The Australia Institute’s new Climate and Energy Program has released the Electricity Update of the National Energy Emissions Audit (The Audit*) for September 2017, authored by renowned energy expert Dr Hugh Saddler.
The September Electricity Update includes a special analysis of the peak demand events in February 2017 which shows that in addition to coal plants, including Liddell, failing, two out of three of the largest gas generators, Tallawarra and Colongra, dropped out at the most important times for NSW peak load.
“Australia has a peak load problem, not a base load problem,” Dr Saddler said.
“The peak events may not come often but we know they will, and when they did last summer key assets failed to perform. Aging coal plants performed poorly, but just as concerning, and perhaps less expected, was the failure of gas when the heat was on.

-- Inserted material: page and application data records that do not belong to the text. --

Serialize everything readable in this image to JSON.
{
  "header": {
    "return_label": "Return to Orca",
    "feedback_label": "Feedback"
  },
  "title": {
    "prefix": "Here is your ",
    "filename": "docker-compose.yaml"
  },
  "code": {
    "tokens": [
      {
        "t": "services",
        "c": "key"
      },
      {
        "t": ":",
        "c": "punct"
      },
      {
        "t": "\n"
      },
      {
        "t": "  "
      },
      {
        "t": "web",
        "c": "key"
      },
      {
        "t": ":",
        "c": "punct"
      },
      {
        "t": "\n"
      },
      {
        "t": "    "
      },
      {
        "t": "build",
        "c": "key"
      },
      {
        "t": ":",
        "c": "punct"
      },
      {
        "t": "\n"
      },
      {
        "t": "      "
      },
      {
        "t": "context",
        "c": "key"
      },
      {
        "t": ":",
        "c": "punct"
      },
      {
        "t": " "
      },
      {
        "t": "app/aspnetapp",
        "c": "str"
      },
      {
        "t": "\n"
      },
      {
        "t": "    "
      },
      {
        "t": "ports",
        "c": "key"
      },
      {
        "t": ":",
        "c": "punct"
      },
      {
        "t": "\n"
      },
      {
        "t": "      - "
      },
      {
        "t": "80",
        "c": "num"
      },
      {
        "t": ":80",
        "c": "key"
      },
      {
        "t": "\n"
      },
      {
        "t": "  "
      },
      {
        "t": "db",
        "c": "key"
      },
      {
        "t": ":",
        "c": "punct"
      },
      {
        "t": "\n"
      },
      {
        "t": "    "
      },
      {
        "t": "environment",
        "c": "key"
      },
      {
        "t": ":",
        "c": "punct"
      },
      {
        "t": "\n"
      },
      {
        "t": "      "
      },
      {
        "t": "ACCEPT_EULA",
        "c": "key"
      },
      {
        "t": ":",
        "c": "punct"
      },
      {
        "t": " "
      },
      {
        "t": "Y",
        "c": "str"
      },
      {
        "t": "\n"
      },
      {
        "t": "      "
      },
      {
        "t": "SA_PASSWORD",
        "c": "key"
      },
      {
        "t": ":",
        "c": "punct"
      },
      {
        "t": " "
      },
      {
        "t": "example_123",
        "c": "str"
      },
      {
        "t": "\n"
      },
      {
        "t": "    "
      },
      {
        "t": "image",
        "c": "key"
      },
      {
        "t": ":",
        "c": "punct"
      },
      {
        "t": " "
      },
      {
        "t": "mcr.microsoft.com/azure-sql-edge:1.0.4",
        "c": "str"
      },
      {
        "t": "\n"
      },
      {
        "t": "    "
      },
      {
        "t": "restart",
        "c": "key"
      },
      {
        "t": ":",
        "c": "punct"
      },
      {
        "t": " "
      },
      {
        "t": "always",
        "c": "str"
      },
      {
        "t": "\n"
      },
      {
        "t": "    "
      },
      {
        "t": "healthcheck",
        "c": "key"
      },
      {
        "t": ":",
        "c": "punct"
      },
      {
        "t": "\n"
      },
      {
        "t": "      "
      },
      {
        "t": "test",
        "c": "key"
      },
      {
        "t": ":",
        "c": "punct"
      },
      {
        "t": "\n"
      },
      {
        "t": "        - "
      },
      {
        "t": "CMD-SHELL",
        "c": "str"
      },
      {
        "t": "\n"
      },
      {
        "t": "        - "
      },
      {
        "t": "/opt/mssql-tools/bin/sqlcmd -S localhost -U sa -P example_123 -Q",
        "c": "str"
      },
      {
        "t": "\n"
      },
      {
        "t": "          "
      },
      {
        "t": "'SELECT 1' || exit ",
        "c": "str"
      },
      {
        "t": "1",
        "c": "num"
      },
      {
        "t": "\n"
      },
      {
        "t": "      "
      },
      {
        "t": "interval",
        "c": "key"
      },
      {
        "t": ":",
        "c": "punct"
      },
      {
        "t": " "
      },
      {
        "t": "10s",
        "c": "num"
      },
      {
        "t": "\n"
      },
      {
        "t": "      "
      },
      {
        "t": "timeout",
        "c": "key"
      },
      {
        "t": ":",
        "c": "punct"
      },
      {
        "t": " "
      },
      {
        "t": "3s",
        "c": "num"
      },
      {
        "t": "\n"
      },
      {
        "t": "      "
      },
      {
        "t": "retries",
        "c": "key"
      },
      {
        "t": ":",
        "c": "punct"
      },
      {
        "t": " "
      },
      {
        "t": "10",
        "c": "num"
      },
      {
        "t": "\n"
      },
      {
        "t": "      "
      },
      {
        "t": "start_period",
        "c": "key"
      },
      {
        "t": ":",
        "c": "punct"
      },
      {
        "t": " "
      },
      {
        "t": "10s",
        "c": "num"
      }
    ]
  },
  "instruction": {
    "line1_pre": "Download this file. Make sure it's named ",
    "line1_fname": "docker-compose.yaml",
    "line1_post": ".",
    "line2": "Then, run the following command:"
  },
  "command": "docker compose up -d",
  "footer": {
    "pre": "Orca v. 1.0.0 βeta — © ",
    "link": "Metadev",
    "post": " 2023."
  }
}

“Gas generators performed as expected in the lead up to the peak, but at the crucial time, output from two of the three largest generators, Colongra and Tallawarra, suddenly dropped to zero for an hour or two.
Over the crucial hot days in February, Liddell power station broke down in a range of ways with boiler tube leaks rendering two of the four 500MW units completely out of action. Additionally, at the Eraring coal power station, all of the four 720 MW units were operating significantly below capacity, presumably due to high cooling water temperatures as a result of the hot weather.
“As Australia faces acute power issues in hot weather conditions, forms of energy that rely on cooling systems to function represent a risky option. Gas has been hailed as the answer, by some, to quick-fire peak load response. This assessment bears more scrutiny.
“These failures demonstrate that fossil fuel generators are not a silver bullet to reliability of energy supply. Right when NSW consumers needed them most, important gas and coal generation went missing in action,” Dr Saddler said.